    This church was from 812 as a second one from the first in 768. Over the years a lot of the church has been transformed from the original, but the tower looks to be very old. The baptismal and christening area were discovered in 1822, which were covered over and enclosed.

    Related to:
    • Arts and Culture
    • Architecture

    Was this review helpful?

Lucca Hotels

See all 129 Hotels in Lucca

Latest Lucca Hotel Reviews

Il Ciocco Hotel & Resort
193 Reviews & Opinions
Latest: Apr 13, 2014
Hotel Noblesse
86 Reviews & Opinions
Latest: Apr 14, 2014
Piccolo Hotel Puccini
131 Reviews & Opinions
Latest: Apr 6, 2014
La Torre
37 Reviews & Opinions
Latest: Aug 27, 2013
Hotel Ilaria
375 Reviews & Opinions
Latest: Apr 21, 2014
Lucca in Villa San Donato
33 Reviews & Opinions
Latest: Apr 3, 2014
Park Hotel Cavalieri
4 Reviews & Opinions
Latest: Nov 25, 2012
Hotel Villa Rinasciemento
27 Reviews & Opinions
Latest: Oct 4, 2013
Alla Corte degli Angeli
210 Reviews & Opinions
Latest: Apr 7, 2014
Leone di Sant'Anna
15 Reviews & Opinions
Latest: Sep 5, 2012
B&B Alla Dolce Vita
18 Reviews & Opinions
Latest: Aug 18, 2013
Best Western Grand Hotel Guinigi
82 Reviews & Opinions
Latest: Apr 15, 2014
Antica Residenza del Gallo
22 Reviews & Opinions
Latest: Apr 13, 2013
Villa La Principessa
98 Reviews & Opinions
Latest: Feb 2, 2014
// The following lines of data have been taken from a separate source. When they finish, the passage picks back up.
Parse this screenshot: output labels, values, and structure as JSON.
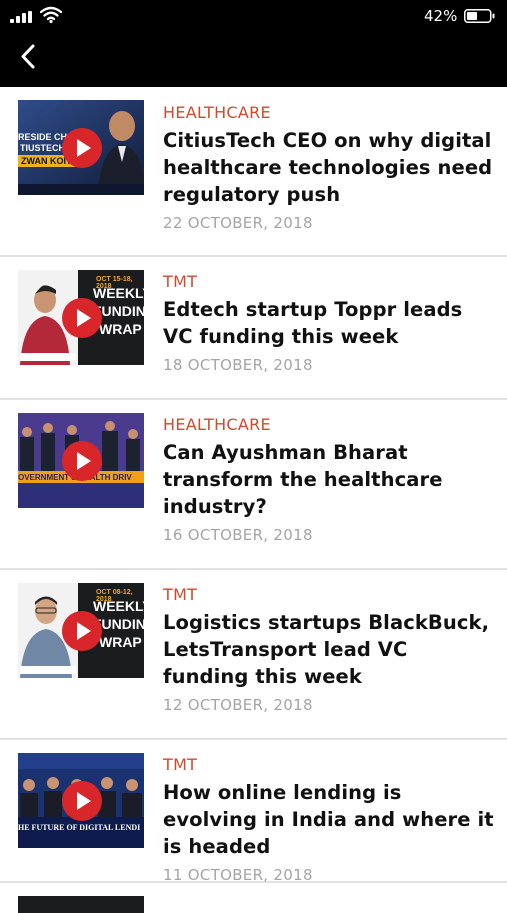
{
  "status_bar": {
    "battery_percent": "42%"
  },
  "articles": [
    {
      "category": "HEALTHCARE",
      "title": "CitiusTech CEO on why digital healthcare technologies need regulatory push",
      "date": "22 OCTOBER, 2018",
      "thumb_text": [
        "RESIDE CHAT",
        "TIUSTECH",
        "ZWAN KOITA"
      ]
    },
    {
      "category": "TMT",
      "title": "Edtech startup Toppr leads VC funding this week",
      "date": "18 OCTOBER, 2018",
      "thumb_text": [
        "OCT 15-18, 2018",
        "WEEKLY",
        "FUNDING",
        "WRAP"
      ]
    },
    {
      "category": "HEALTHCARE",
      "title": "Can Ayushman Bharat transform the healthcare industry?",
      "date": "16 OCTOBER, 2018",
      "thumb_text": [
        "OVERNMENT'S HEALTH DRIV"
      ]
    },
    {
      "category": "TMT",
      "title": "Logistics startups BlackBuck, LetsTransport lead VC funding this week",
      "date": "12 OCTOBER, 2018",
      "thumb_text": [
        "OCT 08-12, 2018",
        "WEEKLY",
        "FUNDING",
        "WRAP"
      ]
    },
    {
      "category": "TMT",
      "title": "How online lending is evolving in India and where it is headed",
      "date": "11 OCTOBER, 2018",
      "thumb_text": [
        "HE FUTURE OF DIGITAL LENDI"
      ]
    }
  ]
}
Instant Answers: Lucca

Get an instant answer from local experts and frequent travelers

77 travelers online now

Comments

Lucca Things to Do

Travel tips and advice posted by real travelers and Lucca locals.
Map of Lucca